Give the kids lengths of different colored yarn and some plastic, large-eyed needles. Knot the ends of the yarn for younger children and ask older ones to tie a big knot in the ends before they start sewing. Show them how to thread the needles and sew up and down through the holes in the pictures, following the numbers in order. The kids can color the pages before or after sewing the outlines. Otherwise, these color-by-sewing pages are reusable — just unthread the yarn.


Hopscotch Obstacle Course

Create a fun obstacle course around your home and encourage the kids to burn off extra energy. Lay out items such as sofa cushions, chairs and hula hoops to hop, skip and jump across. Lay a sheet over a table to make a tunnel to crawl through. If you want to go a step further, stick strips of painter’s tape along the floor to create arrows marking the route through the obstacle course. Make a tape “X” on the floor to mark a place to do 10 jumping jacks or a somersault or put a jump rope on the ground to do five jumps.


Include easy tasks at marked points along the route. The kids might have to stop and sing “Mary Had a Little Lamb,” or throw three beanbags into a bucket a few feet away. The spectators could shout improvised commands, like “stand on one leg for 10 seconds” or “close your eyes and spin around until I say stop.”

Place a hopscotch mat in front of an open doorway as the finishing line. Stick another strip or two of painter’s tape across the doorway for the kids to run through at the end of the course. Use a stopwatch and make the course a race, award points for every task completed correctly, or forget the competition and just keep things simple by letting the kids go wild.

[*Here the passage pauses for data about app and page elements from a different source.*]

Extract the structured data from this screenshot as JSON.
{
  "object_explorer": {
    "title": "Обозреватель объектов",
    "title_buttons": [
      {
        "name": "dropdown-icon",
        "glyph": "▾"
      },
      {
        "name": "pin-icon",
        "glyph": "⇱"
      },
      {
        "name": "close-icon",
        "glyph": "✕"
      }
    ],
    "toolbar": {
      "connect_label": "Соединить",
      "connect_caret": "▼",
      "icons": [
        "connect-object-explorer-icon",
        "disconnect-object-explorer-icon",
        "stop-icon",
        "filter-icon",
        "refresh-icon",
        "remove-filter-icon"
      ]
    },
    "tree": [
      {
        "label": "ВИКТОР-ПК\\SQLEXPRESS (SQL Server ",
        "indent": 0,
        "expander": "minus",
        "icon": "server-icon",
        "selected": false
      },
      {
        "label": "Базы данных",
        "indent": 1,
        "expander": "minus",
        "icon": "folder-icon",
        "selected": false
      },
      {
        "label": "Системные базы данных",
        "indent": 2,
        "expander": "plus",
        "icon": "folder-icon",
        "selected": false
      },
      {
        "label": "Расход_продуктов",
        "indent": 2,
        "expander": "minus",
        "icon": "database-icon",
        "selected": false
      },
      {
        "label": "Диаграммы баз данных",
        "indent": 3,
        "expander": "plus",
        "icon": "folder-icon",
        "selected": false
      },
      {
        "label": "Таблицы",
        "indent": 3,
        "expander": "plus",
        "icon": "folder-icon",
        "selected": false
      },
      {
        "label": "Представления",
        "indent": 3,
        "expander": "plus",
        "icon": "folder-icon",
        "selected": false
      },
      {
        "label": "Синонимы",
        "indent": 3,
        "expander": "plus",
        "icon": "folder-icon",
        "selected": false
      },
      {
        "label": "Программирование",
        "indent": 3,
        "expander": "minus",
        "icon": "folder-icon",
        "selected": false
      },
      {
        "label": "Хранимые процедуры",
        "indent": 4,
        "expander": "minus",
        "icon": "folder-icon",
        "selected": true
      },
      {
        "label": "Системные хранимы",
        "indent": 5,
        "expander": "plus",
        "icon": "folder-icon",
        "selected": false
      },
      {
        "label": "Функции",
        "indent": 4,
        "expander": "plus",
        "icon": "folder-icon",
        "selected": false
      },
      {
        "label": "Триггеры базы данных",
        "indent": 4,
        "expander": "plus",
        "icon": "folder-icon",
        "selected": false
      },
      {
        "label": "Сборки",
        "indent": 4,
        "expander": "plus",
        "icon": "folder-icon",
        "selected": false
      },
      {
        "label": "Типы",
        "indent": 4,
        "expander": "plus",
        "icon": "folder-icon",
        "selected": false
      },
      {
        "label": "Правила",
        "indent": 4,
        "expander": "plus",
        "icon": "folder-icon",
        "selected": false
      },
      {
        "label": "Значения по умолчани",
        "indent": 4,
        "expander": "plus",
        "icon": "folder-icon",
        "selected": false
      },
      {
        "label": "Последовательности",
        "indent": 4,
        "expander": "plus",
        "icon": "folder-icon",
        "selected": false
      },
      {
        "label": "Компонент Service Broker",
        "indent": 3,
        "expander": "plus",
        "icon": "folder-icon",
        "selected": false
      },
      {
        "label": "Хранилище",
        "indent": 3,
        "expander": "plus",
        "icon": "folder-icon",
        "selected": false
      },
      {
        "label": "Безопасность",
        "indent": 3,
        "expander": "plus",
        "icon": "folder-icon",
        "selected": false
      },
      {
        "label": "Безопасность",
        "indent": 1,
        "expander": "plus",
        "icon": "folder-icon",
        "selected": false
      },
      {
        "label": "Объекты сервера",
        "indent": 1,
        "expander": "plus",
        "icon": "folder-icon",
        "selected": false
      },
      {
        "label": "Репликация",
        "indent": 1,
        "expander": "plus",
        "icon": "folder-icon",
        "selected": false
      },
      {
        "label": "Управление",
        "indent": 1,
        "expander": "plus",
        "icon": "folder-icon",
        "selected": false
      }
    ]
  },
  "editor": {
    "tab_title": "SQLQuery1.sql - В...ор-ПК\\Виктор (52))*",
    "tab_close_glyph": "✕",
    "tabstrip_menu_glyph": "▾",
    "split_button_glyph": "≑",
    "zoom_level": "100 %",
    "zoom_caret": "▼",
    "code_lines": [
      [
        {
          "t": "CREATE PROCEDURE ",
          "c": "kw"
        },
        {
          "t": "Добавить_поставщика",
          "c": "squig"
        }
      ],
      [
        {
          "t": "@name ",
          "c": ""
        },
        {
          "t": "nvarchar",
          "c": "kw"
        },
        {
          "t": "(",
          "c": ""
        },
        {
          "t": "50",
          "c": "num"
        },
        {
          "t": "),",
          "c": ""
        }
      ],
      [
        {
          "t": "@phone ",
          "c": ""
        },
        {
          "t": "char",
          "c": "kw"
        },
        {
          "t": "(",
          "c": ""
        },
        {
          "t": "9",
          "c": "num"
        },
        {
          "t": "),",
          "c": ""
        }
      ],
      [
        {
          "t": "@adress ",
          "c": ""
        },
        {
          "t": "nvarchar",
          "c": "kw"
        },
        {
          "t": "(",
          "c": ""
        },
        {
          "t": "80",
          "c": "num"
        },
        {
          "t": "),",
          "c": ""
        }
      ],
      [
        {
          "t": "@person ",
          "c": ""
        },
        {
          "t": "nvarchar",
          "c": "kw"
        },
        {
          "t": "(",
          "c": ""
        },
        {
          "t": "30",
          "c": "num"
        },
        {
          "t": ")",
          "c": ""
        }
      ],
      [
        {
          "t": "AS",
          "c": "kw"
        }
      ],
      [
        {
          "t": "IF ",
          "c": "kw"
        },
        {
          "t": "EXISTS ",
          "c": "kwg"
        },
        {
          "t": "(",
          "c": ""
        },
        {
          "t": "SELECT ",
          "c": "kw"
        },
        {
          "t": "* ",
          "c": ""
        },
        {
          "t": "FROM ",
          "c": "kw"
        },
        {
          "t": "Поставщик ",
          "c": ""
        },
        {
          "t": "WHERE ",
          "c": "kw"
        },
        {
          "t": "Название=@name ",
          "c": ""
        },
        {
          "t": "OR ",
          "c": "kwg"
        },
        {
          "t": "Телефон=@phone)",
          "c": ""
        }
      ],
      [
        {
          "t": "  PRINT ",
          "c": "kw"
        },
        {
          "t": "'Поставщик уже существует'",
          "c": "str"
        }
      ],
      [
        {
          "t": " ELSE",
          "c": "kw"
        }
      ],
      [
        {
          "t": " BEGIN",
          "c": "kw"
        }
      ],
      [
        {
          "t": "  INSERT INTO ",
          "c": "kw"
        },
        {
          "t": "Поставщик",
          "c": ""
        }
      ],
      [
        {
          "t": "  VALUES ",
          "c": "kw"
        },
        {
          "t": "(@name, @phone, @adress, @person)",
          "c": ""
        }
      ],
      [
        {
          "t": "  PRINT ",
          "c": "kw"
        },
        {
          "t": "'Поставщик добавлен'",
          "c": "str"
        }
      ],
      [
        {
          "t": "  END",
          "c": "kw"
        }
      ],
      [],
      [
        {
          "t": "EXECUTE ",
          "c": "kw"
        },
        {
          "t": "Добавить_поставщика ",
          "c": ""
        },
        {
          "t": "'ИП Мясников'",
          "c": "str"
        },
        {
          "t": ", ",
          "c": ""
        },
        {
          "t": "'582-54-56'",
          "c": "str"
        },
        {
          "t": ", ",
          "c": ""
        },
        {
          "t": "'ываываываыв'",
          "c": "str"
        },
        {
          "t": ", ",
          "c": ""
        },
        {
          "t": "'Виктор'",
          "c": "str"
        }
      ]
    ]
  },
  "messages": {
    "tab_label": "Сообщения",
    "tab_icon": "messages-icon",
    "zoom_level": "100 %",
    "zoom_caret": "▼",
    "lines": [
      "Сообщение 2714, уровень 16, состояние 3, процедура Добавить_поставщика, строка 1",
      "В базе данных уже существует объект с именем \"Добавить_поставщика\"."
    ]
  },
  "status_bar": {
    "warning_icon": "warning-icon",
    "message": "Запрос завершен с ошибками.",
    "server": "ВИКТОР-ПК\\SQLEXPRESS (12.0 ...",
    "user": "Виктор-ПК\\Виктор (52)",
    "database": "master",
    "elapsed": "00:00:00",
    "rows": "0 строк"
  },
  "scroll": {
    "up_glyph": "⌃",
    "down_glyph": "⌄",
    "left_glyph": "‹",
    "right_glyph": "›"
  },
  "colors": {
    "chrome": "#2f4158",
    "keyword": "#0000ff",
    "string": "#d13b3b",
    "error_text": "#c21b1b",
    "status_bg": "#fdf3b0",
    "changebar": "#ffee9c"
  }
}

Shake, Shake, Shake!

Rinse and dry an empty coffee can — the kind with a plastic lid. Fill the can with about a quarter-cup of dried beans, rice or lentils. Use multiple coffee cans and try different fillings to produce different sounds. The tin makes the sound noisy enough to satisfy rambunctious music makers, but not so loud as to give everyone else in the room a headache.


Squeeze a thin line of glue around the rim of the can, then replace the lid and wait for the glue to dry. Hot glue works best but must be used by an adult; children can use white glue themselves, which also is adequate.

Draw a rectangle the size of the can’s outer perimeter on a piece of construction paper. Have the kids draw or paint a design inside the rectangle, cut it out, then glue or tape it around the shaker. Or skip the glue and use contact paper instead. You just need to peel off the back and stick it directly to the can.


Share Your Ideas

How do you entertain your children when they get home from school? Share your favorite activities in the comments section below.